_ACTIVITY_
Search the data for "true" and copy every matching line.

_THE DATA_

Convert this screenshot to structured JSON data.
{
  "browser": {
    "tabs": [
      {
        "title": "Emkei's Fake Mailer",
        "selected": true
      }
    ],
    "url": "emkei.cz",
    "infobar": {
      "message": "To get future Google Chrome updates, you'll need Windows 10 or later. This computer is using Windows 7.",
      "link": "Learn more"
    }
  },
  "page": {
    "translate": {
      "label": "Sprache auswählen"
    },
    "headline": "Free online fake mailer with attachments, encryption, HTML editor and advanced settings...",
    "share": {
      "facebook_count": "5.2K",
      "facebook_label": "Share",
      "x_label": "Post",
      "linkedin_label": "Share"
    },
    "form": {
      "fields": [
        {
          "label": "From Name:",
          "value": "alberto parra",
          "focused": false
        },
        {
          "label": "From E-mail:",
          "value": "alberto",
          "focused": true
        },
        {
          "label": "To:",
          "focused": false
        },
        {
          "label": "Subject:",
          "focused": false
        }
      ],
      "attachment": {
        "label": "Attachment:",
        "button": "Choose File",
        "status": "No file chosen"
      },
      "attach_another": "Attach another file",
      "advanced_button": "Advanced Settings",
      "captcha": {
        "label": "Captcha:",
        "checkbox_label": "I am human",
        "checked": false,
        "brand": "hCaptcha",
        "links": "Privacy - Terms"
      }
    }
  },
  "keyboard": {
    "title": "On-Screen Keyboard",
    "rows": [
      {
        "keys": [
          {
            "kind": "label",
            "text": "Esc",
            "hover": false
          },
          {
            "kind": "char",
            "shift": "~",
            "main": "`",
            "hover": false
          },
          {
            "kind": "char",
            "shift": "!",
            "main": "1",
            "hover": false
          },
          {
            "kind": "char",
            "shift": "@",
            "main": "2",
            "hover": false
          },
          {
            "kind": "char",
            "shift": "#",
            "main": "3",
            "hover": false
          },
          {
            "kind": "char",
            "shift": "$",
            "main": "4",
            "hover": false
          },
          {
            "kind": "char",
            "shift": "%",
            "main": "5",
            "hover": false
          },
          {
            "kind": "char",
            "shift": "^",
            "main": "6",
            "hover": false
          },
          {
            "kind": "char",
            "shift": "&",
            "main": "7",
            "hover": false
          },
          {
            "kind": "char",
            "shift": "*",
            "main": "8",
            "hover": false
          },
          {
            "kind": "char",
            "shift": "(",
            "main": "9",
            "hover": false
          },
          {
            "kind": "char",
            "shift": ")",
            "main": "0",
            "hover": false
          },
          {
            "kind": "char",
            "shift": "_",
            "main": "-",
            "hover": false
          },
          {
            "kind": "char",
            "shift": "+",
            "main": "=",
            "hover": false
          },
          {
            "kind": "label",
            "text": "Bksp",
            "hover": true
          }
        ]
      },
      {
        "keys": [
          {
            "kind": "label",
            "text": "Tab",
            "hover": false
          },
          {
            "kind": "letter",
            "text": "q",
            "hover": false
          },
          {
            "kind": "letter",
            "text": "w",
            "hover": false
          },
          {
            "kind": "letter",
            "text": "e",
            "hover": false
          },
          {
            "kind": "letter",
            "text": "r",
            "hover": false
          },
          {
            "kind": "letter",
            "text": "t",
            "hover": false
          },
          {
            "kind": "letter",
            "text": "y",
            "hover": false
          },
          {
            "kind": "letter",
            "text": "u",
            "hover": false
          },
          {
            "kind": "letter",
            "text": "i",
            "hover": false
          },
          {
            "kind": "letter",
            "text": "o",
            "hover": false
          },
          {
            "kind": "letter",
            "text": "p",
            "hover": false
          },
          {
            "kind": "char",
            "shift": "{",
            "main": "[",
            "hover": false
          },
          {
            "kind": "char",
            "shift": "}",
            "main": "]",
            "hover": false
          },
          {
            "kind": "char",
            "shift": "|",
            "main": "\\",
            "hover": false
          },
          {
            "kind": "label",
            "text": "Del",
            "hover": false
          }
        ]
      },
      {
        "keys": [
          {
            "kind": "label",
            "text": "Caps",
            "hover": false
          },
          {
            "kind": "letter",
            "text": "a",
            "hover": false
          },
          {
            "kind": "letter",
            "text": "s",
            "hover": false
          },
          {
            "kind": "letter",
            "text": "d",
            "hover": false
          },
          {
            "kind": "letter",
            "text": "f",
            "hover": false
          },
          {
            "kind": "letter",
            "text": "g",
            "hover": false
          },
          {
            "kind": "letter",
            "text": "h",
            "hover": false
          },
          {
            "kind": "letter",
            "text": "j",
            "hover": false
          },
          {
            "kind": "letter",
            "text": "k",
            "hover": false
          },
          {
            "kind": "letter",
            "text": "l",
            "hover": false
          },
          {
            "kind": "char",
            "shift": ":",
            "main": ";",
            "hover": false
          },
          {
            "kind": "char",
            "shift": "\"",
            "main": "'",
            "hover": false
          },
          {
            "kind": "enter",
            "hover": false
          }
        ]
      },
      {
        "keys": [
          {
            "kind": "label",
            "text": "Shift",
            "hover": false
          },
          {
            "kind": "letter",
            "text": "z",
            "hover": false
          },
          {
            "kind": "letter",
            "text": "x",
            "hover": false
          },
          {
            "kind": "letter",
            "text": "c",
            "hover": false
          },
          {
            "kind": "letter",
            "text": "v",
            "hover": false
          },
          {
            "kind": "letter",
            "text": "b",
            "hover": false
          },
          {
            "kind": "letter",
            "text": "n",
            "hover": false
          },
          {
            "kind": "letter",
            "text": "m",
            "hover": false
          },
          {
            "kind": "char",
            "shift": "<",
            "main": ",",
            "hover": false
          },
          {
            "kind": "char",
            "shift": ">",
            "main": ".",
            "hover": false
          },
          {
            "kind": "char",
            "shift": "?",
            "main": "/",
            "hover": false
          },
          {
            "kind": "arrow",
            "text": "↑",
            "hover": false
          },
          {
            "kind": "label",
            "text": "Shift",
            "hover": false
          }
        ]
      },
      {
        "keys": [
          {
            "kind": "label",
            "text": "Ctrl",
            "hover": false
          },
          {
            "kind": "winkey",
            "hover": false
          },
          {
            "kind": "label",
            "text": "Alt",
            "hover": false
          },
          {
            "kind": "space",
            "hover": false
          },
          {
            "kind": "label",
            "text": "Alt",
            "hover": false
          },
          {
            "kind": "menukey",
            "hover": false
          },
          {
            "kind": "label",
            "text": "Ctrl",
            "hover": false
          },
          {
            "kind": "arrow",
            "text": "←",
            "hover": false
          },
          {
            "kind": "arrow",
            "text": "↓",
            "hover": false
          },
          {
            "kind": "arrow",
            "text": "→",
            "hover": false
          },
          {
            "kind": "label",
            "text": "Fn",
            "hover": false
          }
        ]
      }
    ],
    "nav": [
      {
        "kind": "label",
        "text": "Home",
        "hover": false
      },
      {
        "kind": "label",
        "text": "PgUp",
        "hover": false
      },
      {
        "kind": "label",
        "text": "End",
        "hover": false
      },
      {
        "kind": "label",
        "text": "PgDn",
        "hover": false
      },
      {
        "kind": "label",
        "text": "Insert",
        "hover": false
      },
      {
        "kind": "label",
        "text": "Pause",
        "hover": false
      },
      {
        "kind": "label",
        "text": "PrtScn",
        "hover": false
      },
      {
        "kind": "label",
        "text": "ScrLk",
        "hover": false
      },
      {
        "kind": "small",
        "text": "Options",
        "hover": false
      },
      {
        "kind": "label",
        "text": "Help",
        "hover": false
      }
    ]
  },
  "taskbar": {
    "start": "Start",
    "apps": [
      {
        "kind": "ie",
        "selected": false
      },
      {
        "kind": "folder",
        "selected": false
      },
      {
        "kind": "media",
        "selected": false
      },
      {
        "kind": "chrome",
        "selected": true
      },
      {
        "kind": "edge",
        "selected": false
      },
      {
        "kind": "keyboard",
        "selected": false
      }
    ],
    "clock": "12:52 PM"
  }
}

_EXPECTED ANSWER_
        "selected": true
          "focused": true
            "hover": true
        "selected": true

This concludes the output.